Stored data
____________________

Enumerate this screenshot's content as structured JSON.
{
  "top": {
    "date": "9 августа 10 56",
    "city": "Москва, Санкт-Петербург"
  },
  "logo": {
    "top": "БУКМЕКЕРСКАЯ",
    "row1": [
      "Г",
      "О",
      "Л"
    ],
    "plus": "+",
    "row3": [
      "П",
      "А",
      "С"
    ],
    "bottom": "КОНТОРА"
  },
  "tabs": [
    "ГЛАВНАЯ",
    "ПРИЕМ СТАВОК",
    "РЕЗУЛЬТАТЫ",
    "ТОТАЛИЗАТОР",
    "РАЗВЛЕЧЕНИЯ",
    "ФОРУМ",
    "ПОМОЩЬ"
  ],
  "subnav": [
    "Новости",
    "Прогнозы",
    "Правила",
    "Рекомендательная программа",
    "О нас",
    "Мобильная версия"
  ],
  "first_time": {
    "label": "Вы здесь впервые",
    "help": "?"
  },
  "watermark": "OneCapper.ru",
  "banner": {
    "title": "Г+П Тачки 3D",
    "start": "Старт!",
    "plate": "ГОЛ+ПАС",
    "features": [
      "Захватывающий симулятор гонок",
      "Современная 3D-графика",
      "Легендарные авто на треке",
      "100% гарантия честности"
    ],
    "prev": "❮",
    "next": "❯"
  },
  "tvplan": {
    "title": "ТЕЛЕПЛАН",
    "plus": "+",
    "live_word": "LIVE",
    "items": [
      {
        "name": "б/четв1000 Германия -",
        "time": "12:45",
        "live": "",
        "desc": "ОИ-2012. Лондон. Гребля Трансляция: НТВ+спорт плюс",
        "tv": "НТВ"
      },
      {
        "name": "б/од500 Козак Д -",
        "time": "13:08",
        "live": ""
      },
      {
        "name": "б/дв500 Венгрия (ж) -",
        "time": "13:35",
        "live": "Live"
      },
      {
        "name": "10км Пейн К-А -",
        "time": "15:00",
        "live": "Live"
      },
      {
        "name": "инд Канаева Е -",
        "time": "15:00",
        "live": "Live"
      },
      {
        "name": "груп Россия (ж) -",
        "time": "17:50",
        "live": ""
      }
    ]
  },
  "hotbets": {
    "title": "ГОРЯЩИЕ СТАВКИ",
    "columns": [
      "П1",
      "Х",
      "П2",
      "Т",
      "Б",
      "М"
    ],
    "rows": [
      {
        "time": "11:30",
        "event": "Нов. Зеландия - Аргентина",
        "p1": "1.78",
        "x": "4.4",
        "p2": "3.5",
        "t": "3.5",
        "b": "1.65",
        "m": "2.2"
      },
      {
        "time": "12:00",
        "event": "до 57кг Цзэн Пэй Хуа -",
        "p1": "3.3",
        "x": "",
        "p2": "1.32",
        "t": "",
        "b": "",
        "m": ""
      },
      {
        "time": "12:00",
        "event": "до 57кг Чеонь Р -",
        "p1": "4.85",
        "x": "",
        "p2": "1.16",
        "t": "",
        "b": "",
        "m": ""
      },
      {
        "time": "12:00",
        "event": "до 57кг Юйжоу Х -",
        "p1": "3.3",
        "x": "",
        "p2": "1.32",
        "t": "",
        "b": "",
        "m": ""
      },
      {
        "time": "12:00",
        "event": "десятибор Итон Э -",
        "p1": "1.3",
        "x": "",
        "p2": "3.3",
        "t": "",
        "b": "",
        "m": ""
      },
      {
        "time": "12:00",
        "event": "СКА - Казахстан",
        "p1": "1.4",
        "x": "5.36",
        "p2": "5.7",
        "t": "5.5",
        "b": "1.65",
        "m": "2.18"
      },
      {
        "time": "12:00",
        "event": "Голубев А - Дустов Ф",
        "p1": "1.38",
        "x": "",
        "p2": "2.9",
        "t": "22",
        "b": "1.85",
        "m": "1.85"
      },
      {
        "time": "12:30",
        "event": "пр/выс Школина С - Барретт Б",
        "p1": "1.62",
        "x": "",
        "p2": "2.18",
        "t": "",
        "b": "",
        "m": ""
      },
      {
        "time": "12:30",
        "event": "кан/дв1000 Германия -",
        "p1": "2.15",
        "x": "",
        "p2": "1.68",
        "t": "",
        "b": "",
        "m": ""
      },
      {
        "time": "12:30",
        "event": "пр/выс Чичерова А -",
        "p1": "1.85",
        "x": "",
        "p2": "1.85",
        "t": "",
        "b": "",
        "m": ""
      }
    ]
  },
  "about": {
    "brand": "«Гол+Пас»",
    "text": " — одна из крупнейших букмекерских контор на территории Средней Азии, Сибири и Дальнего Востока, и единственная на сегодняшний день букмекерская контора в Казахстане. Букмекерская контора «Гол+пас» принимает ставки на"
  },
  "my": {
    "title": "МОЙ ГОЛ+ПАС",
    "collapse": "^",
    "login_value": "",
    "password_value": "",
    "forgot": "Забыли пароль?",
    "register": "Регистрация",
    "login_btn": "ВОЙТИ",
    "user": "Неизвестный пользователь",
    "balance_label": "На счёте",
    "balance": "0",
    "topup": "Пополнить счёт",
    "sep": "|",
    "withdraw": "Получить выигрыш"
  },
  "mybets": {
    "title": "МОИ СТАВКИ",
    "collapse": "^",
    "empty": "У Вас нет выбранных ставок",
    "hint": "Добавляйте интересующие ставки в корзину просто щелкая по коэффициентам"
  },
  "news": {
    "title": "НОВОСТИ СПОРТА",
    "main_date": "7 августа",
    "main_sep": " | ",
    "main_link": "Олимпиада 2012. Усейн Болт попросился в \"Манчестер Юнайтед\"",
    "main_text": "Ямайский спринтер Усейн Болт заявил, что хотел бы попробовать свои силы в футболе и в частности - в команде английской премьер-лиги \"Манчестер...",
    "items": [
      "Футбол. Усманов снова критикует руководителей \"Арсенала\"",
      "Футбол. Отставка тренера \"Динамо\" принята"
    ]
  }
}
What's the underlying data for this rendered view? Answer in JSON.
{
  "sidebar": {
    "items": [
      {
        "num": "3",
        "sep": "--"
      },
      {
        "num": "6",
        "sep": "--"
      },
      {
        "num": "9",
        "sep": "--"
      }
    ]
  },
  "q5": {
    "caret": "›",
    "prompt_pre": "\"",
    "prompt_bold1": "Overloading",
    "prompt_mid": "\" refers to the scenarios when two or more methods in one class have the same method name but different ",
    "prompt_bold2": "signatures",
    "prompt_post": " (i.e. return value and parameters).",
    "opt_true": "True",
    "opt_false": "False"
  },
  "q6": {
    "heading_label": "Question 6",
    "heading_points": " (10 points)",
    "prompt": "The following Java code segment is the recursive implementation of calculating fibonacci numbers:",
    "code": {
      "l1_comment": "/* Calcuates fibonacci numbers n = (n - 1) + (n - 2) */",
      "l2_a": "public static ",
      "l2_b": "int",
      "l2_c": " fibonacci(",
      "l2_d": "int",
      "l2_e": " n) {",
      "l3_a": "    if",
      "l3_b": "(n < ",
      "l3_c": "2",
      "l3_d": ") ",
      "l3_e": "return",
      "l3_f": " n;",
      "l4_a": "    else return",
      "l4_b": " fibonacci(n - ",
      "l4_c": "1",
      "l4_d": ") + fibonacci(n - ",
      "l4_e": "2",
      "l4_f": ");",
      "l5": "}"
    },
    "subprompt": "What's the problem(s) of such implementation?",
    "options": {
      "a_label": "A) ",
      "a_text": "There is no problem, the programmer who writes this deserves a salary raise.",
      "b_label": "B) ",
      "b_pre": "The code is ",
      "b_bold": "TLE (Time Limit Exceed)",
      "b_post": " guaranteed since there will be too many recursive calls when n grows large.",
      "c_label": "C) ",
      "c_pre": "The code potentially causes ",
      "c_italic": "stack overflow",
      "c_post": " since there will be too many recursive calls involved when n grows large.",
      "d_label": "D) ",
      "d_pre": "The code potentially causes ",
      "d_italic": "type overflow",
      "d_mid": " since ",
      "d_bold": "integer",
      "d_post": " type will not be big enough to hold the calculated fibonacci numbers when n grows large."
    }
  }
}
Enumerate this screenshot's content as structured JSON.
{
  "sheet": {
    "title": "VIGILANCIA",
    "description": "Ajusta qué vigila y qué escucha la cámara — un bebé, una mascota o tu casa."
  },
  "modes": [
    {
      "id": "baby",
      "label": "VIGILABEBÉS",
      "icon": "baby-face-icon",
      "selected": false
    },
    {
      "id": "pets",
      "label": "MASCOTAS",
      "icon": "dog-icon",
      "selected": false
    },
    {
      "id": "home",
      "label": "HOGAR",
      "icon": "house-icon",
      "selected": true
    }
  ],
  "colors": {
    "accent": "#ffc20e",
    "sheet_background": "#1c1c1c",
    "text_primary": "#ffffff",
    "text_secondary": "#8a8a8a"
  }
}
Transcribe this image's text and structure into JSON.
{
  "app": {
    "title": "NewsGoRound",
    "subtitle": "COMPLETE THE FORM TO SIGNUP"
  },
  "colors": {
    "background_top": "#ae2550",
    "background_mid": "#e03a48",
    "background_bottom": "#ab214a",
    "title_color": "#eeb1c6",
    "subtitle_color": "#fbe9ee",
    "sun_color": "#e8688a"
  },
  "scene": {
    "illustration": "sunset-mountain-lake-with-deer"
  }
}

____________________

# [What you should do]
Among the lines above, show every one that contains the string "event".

# [Output of the task]
        "event": "Нов. Зеландия - Аргентина",
        "event": "до 57кг Цзэн Пэй Хуа -",
        "event": "до 57кг Чеонь Р -",
        "event": "до 57кг Юйжоу Х -",
        "event": "десятибор Итон Э -",
        "event": "СКА - Казахстан",
        "event": "Голубев А - Дустов Ф",
        "event": "пр/выс Школина С - Барретт Б",
        "event": "кан/дв1000 Германия -",
        "event": "пр/выс Чичерова А -",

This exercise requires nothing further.